I hear and see a lot of things from my clients. As they tell it, of course it is entirely from their perspective.
This seems to come easily to clients who are confident expressing themselves, but more difficult for those less articulate.
Choosing games and materials can get the conversations started, and big worries have a chance to become much smaller. As I get to know a client better, it is part of my role to help them find appropriate ways to self reflect upon their thoughts, feelings and behaviours.
Feeling that you are heard takes time to develop and is an essential first step in the therapeutic play space.
The next, and maybe more important part is that the client can also experience this in their relationships with others outside of the play space. This may include parents, siblings, extended family members, friends, teachers and the wider school community.
It can feel safe to stay true to the beliefs that a child may hold towards others, even if they know it can cause them to feel unhappy. Perhaps there are situations where the client may not have any insight into why they are feeling the way that they do.
Taking time to consider your actions and words and how they may affect others can feel new and sometimes uncomfortable for children.
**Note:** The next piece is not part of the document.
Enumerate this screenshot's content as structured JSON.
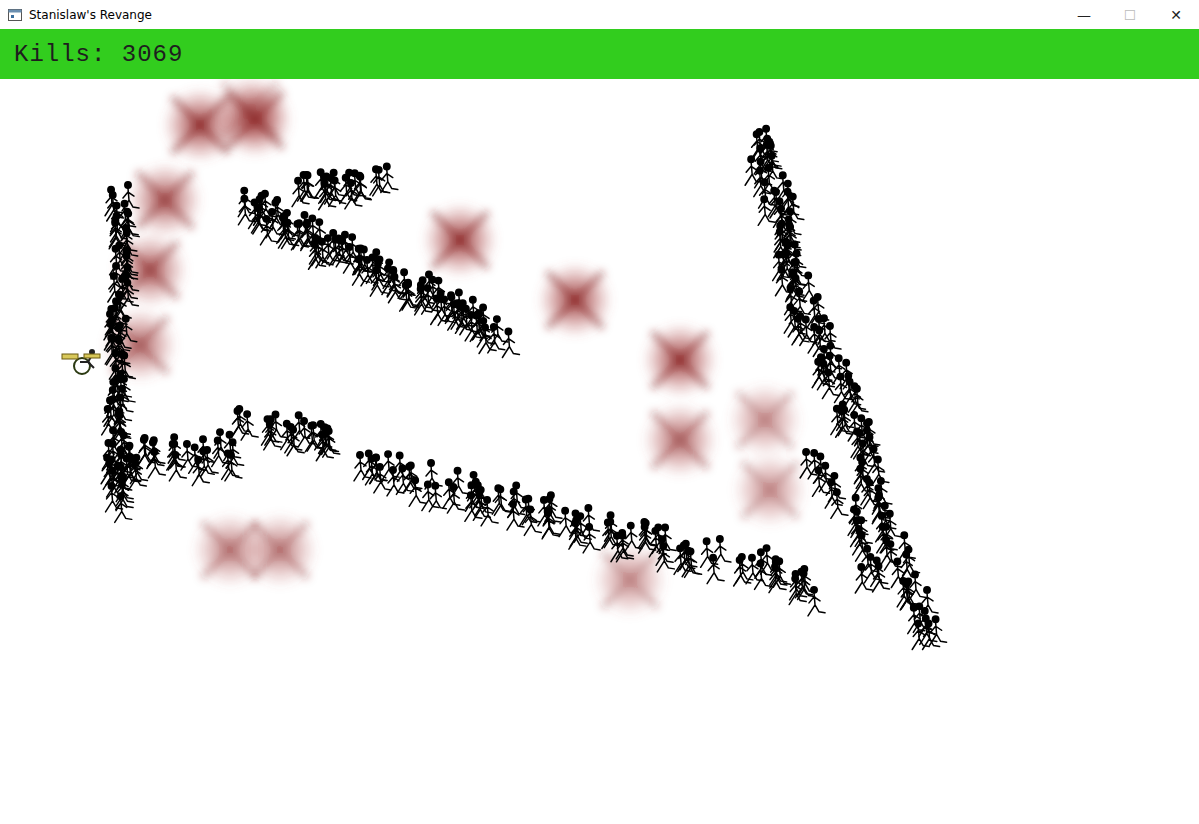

However, in the safety of the play space it can also contribute to a feeling of relief and acceptance that they might never have imagined possible.